══ The data
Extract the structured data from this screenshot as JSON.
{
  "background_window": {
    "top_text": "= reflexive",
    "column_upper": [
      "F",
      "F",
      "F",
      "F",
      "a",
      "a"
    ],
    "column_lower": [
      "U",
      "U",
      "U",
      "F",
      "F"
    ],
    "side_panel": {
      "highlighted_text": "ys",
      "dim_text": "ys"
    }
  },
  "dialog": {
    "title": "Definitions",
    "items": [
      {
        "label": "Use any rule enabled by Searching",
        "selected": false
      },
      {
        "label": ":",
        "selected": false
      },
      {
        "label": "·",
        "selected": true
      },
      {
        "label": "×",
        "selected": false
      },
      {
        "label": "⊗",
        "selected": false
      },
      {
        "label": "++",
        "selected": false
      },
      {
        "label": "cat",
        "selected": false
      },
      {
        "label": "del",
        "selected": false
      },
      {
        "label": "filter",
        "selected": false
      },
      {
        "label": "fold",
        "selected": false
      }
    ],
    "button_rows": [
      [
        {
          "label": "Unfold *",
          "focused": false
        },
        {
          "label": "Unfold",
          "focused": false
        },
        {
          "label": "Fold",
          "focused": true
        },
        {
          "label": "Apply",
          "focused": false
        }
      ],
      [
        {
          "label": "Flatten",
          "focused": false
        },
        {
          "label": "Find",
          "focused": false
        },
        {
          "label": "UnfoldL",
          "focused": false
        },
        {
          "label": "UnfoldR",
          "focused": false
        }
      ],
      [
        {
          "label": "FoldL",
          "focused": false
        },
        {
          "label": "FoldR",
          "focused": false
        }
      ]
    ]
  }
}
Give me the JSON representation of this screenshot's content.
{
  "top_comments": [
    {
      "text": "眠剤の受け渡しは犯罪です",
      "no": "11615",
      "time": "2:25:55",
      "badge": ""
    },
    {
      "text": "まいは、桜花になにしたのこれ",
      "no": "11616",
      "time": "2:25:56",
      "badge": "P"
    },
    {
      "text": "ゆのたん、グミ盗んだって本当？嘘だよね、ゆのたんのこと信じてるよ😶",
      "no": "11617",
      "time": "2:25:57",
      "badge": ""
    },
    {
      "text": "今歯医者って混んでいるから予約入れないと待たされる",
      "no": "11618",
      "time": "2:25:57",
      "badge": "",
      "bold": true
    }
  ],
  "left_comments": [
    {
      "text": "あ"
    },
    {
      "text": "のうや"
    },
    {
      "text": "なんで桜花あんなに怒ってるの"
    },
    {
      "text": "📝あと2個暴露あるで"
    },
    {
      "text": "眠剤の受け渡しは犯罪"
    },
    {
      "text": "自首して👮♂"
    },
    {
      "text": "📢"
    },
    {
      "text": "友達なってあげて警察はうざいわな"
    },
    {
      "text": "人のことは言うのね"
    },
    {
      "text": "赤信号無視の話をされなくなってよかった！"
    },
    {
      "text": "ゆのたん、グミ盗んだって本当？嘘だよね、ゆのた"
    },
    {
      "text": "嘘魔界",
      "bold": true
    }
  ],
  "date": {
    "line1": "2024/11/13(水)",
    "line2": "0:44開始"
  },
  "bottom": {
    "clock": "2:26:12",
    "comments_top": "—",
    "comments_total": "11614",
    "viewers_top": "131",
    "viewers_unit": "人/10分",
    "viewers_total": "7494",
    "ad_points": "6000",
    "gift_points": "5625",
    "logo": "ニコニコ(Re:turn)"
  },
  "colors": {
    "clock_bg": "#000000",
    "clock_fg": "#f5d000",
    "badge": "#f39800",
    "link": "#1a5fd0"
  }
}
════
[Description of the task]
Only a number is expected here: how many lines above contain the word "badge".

[Response]
5